This guide will help you understand what a research proposal is, how to write one, and will show you the proper resources to perfect your proposal.

Determining the Proposal Type

Solicited proposals

Proposals submitted in response to a specific call issued by a sponsor. Such solicitations, typically called Request for Proposals (RFP), or Request for Quotations (RFQ), are usually have specific requirements for format and technical content, and may specify certain award terms and conditions. Broad Agency Announcements (BAAs) are not considered formal solicitations.

Unsolicited proposals

Proposals submitted to a sponsor that has not issued a specific solicitation but is believed by the investigator to have an interest in the subject.


These are requested by a sponsor who wants to minimize an applicant's effort in preparing a full proposal. Preproposals are usually in the form of a letter of intent or brief abstract. After the preproposal is reviewed, the sponsor notifies the investigator if a full proposal is warranted.

Continuation or non-competing proposals

These confirm the original proposal and funding requirements of a multi-year project which the sponsor has already provided funding for an initial period (normally one year). Continued support is usually dependent on satisfactory work progress and the availability of funds.

Renewal or competing proposals

Proposals which request continued support for an existing project that is about to end.
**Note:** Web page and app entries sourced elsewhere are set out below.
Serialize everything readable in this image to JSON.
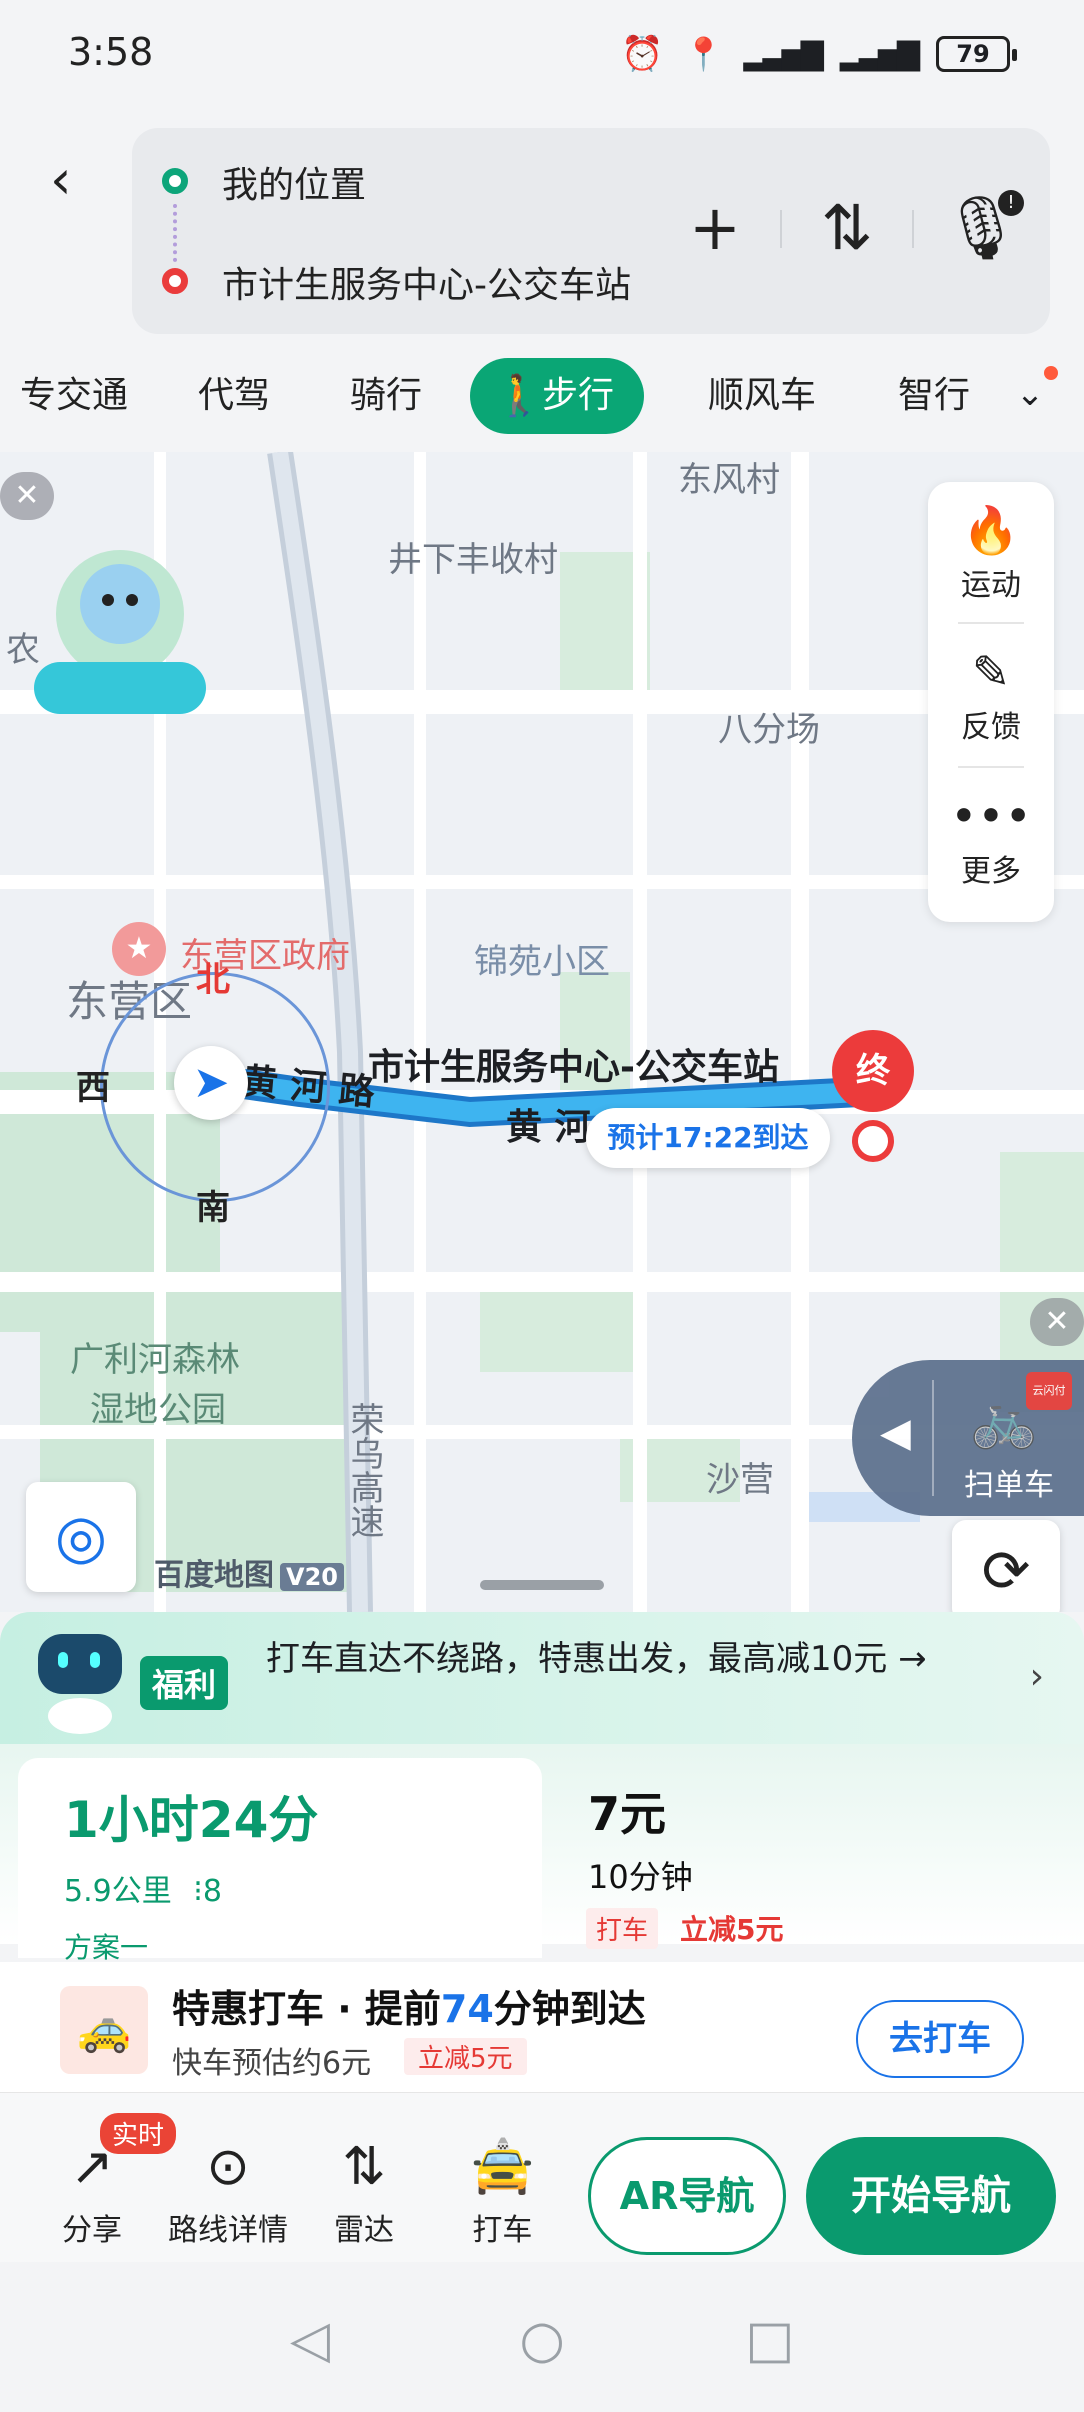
{
  "status_bar": {
    "time": "3:58",
    "battery": "79"
  },
  "route": {
    "from": "我的位置",
    "to": "市计生服务中心-公交车站"
  },
  "modes": [
    {
      "label": "专交通"
    },
    {
      "label": "代驾"
    },
    {
      "label": "骑行"
    },
    {
      "label": "步行",
      "active": true
    },
    {
      "label": "顺风车"
    },
    {
      "label": "智行"
    }
  ],
  "map": {
    "labels": {
      "dongfengcun": "东风村",
      "jingxia": "井下丰收村",
      "nong": "农",
      "bafenchang": "八分场",
      "gov": "东营区政府",
      "jinyuan": "锦苑小区",
      "dongying": "东营区",
      "road_huanghe1": "黄 河 路",
      "road_huanghe2": "黄 河 路",
      "destination": "市计生服务中心-公交车站",
      "guangli": "广利河森林",
      "guangli2": "湿地公园",
      "expressway": "荣乌高速",
      "shaying": "沙营"
    },
    "eta": "预计17:22到达",
    "end_marker": "终",
    "compass": {
      "n": "北",
      "w": "西",
      "s": "南"
    },
    "side_menu": [
      {
        "label": "运动",
        "icon": "flame-icon"
      },
      {
        "label": "反馈",
        "icon": "pencil-icon"
      },
      {
        "label": "更多",
        "icon": "more-icon"
      }
    ],
    "bike_label": "扫单车",
    "pay_badge": "云闪付",
    "logo": "百度地图",
    "logo_version": "V20"
  },
  "promo": {
    "badge": "福利",
    "text": "打车直达不绕路，特惠出发，最高减10元 →"
  },
  "plan": {
    "time": "1小时24分",
    "distance": "5.9公里",
    "lights": "8",
    "name": "方案一"
  },
  "alt": {
    "price": "7元",
    "time": "10分钟",
    "tag": "打车",
    "discount": "立减5元"
  },
  "taxi": {
    "title_pre": "特惠打车 · 提前",
    "title_num": "74",
    "title_post": "分钟到达",
    "sub": "快车预估约6元",
    "discount": "立减5元",
    "button": "去打车"
  },
  "actions": [
    {
      "label": "分享",
      "icon": "share-icon"
    },
    {
      "label": "路线详情",
      "icon": "location-pin-icon"
    },
    {
      "label": "雷达",
      "icon": "radar-icon"
    },
    {
      "label": "打车",
      "icon": "taxi-icon"
    }
  ],
  "realtime_badge": "实时",
  "ar_button": "AR导航",
  "start_button": "开始导航"
}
These requests--from the sponsor's viewpoint--generally have the same status as an unsolicited proposal.